= Beginning of Section =

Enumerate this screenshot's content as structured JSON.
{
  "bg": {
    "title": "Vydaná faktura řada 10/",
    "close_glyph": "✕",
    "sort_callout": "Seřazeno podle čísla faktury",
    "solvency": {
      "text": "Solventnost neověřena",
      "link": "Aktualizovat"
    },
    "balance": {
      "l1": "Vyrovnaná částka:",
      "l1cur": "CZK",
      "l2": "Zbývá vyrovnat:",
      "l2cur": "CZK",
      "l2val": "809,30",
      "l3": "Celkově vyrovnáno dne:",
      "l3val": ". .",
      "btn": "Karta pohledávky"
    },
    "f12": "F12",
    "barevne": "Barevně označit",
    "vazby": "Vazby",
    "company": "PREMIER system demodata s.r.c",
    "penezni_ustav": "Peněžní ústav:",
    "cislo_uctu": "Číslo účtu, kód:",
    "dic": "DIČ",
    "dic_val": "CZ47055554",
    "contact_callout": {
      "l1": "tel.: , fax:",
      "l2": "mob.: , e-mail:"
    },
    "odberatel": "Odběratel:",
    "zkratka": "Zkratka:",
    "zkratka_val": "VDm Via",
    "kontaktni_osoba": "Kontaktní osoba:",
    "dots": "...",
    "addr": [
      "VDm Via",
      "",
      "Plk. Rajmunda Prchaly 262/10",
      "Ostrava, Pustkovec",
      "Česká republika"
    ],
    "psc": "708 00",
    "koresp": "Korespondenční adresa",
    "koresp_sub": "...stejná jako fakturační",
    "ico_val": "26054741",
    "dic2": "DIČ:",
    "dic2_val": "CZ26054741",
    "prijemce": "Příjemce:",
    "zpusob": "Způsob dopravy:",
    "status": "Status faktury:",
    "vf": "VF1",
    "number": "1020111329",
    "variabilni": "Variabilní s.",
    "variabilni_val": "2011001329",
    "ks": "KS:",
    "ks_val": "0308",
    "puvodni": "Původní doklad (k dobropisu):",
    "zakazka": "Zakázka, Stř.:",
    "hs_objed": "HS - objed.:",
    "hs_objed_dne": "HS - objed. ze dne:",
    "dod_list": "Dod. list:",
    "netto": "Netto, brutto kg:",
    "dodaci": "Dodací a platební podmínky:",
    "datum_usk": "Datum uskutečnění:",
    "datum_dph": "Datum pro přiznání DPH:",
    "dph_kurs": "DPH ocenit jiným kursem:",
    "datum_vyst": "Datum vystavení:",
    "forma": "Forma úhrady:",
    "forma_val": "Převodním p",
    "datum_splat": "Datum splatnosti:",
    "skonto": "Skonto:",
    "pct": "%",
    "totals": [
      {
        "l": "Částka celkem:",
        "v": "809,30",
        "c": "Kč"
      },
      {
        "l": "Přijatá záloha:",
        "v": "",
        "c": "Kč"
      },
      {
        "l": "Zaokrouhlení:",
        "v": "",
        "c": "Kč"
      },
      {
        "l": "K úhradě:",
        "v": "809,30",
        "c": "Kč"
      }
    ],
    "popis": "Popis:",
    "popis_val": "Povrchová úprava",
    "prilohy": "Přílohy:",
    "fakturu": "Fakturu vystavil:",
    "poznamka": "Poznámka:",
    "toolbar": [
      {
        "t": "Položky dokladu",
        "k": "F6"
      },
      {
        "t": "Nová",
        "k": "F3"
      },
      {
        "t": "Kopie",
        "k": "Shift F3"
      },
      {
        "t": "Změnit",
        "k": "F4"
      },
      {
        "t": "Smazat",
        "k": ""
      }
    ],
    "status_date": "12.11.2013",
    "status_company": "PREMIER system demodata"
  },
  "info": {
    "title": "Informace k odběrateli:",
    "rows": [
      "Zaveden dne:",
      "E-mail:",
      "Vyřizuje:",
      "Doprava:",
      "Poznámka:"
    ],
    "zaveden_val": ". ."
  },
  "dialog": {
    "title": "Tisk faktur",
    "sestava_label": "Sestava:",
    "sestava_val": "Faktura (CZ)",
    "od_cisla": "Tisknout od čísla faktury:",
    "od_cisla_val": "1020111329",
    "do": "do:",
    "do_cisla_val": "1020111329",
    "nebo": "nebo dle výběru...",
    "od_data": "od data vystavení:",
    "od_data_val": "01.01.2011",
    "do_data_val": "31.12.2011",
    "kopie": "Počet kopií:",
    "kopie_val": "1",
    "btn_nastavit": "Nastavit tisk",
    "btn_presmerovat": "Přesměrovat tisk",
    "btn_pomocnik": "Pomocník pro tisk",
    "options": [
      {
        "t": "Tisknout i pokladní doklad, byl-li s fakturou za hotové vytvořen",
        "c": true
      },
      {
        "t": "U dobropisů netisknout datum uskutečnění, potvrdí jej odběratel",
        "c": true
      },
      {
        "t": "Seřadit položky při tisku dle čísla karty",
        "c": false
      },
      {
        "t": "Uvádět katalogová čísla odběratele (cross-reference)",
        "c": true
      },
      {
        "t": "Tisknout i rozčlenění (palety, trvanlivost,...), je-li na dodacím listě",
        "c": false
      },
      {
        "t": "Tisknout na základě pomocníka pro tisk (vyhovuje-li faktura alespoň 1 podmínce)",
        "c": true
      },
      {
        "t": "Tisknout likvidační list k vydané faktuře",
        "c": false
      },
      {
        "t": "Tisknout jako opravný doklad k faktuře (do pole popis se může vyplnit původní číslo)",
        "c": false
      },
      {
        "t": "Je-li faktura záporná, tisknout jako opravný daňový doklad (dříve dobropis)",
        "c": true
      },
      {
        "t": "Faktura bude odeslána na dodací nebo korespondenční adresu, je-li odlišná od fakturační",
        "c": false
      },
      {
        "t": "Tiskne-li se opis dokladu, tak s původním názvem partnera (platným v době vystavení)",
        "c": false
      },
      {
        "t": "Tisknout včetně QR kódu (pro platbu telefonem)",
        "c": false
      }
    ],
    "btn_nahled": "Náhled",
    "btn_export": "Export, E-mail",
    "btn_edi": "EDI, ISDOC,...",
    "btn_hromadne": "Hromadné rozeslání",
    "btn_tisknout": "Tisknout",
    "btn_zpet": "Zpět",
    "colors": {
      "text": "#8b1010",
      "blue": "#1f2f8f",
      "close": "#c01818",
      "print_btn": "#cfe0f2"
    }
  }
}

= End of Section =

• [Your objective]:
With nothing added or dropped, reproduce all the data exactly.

• [Exercise output]:
Enumerate this screenshot's content as structured JSON.
{
  "bg": {
    "title": "Vydaná faktura řada 10/",
    "close_glyph": "✕",
    "sort_callout": "Seřazeno podle čísla faktury",
    "solvency": {
      "text": "Solventnost neověřena",
      "link": "Aktualizovat"
    },
    "balance": {
      "l1": "Vyrovnaná částka:",
      "l1cur": "CZK",
      "l2": "Zbývá vyrovnat:",
      "l2cur": "CZK",
      "l2val": "809,30",
      "l3": "Celkově vyrovnáno dne:",
      "l3val": ". .",
      "btn": "Karta pohledávky"
    },
    "f12": "F12",
    "barevne": "Barevně označit",
    "vazby": "Vazby",
    "company": "PREMIER system demodata s.r.c",
    "penezni_ustav": "Peněžní ústav:",
    "cislo_uctu": "Číslo účtu, kód:",
    "dic": "DIČ",
    "dic_val": "CZ47055554",
    "contact_callout": {
      "l1": "tel.: , fax:",
      "l2": "mob.: , e-mail:"
    },
    "odberatel": "Odběratel:",
    "zkratka": "Zkratka:",
    "zkratka_val": "VDm Via",
    "kontaktni_osoba": "Kontaktní osoba:",
    "dots": "...",
    "addr": [
      "VDm Via",
      "",
      "Plk. Rajmunda Prchaly 262/10",
      "Ostrava, Pustkovec",
      "Česká republika"
    ],
    "psc": "708 00",
    "koresp": "Korespondenční adresa",
    "koresp_sub": "...stejná jako fakturační",
    "ico_val": "26054741",
    "dic2": "DIČ:",
    "dic2_val": "CZ26054741",
    "prijemce": "Příjemce:",
    "zpusob": "Způsob dopravy:",
    "status": "Status faktury:",
    "vf": "VF1",
    "number": "1020111329",
    "variabilni": "Variabilní s.",
    "variabilni_val": "2011001329",
    "ks": "KS:",
    "ks_val": "0308",
    "puvodni": "Původní doklad (k dobropisu):",
    "zakazka": "Zakázka, Stř.:",
    "hs_objed": "HS - objed.:",
    "hs_objed_dne": "HS - objed. ze dne:",
    "dod_list": "Dod. list:",
    "netto": "Netto, brutto kg:",
    "dodaci": "Dodací a platební podmínky:",
    "datum_usk": "Datum uskutečnění:",
    "datum_dph": "Datum pro přiznání DPH:",
    "dph_kurs": "DPH ocenit jiným kursem:",
    "datum_vyst": "Datum vystavení:",
    "forma": "Forma úhrady:",
    "forma_val": "Převodním p",
    "datum_splat": "Datum splatnosti:",
    "skonto": "Skonto:",
    "pct": "%",
    "totals": [
      {
        "l": "Částka celkem:",
        "v": "809,30",
        "c": "Kč"
      },
      {
        "l": "Přijatá záloha:",
        "v": "",
        "c": "Kč"
      },
      {
        "l": "Zaokrouhlení:",
        "v": "",
        "c": "Kč"
      },
      {
        "l": "K úhradě:",
        "v": "809,30",
        "c": "Kč"
      }
    ],
    "popis": "Popis:",
    "popis_val": "Povrchová úprava",
    "prilohy": "Přílohy:",
    "fakturu": "Fakturu vystavil:",
    "poznamka": "Poznámka:",
    "toolbar": [
      {
        "t": "Položky dokladu",
        "k": "F6"
      },
      {
        "t": "Nová",
        "k": "F3"
      },
      {
        "t": "Kopie",
        "k": "Shift F3"
      },
      {
        "t": "Změnit",
        "k": "F4"
      },
      {
        "t": "Smazat",
        "k": ""
      }
    ],
    "status_date": "12.11.2013",
    "status_company": "PREMIER system demodata"
  },
  "info": {
    "title": "Informace k odběrateli:",
    "rows": [
      "Zaveden dne:",
      "E-mail:",
      "Vyřizuje:",
      "Doprava:",
      "Poznámka:"
    ],
    "zaveden_val": ". ."
  },
  "dialog": {
    "title": "Tisk faktur",
    "sestava_label": "Sestava:",
    "sestava_val": "Faktura (CZ)",
    "od_cisla": "Tisknout od čísla faktury:",
    "od_cisla_val": "1020111329",
    "do": "do:",
    "do_cisla_val": "1020111329",
    "nebo": "nebo dle výběru...",
    "od_data": "od data vystavení:",
    "od_data_val": "01.01.2011",
    "do_data_val": "31.12.2011",
    "kopie": "Počet kopií:",
    "kopie_val": "1",
    "btn_nastavit": "Nastavit tisk",
    "btn_presmerovat": "Přesměrovat tisk",
    "btn_pomocnik": "Pomocník pro tisk",
    "options": [
      {
        "t": "Tisknout i pokladní doklad, byl-li s fakturou za hotové vytvořen",
        "c": true
      },
      {
        "t": "U dobropisů netisknout datum uskutečnění, potvrdí jej odběratel",
        "c": true
      },
      {
        "t": "Seřadit položky při tisku dle čísla karty",
        "c": false
      },
      {
        "t": "Uvádět katalogová čísla odběratele (cross-reference)",
        "c": true
      },
      {
        "t": "Tisknout i rozčlenění (palety, trvanlivost,...), je-li na dodacím listě",
        "c": false
      },
      {
        "t": "Tisknout na základě pomocníka pro tisk (vyhovuje-li faktura alespoň 1 podmínce)",
        "c": true
      },
      {
        "t": "Tisknout likvidační list k vydané faktuře",
        "c": false
      },
      {
        "t": "Tisknout jako opravný doklad k faktuře (do pole popis se může vyplnit původní číslo)",
        "c": false
      },
      {
        "t": "Je-li faktura záporná, tisknout jako opravný daňový doklad (dříve dobropis)",
        "c": true
      },
      {
        "t": "Faktura bude odeslána na dodací nebo korespondenční adresu, je-li odlišná od fakturační",
        "c": false
      },
      {
        "t": "Tiskne-li se opis dokladu, tak s původním názvem partnera (platným v době vystavení)",
        "c": false
      },
      {
        "t": "Tisknout včetně QR kódu (pro platbu telefonem)",
        "c": false
      }
    ],
    "btn_nahled": "Náhled",
    "btn_export": "Export, E-mail",
    "btn_edi": "EDI, ISDOC,...",
    "btn_hromadne": "Hromadné rozeslání",
    "btn_tisknout": "Tisknout",
    "btn_zpet": "Zpět",
    "colors": {
      "text": "#8b1010",
      "blue": "#1f2f8f",
      "close": "#c01818",
      "print_btn": "#cfe0f2"
    }
  }
}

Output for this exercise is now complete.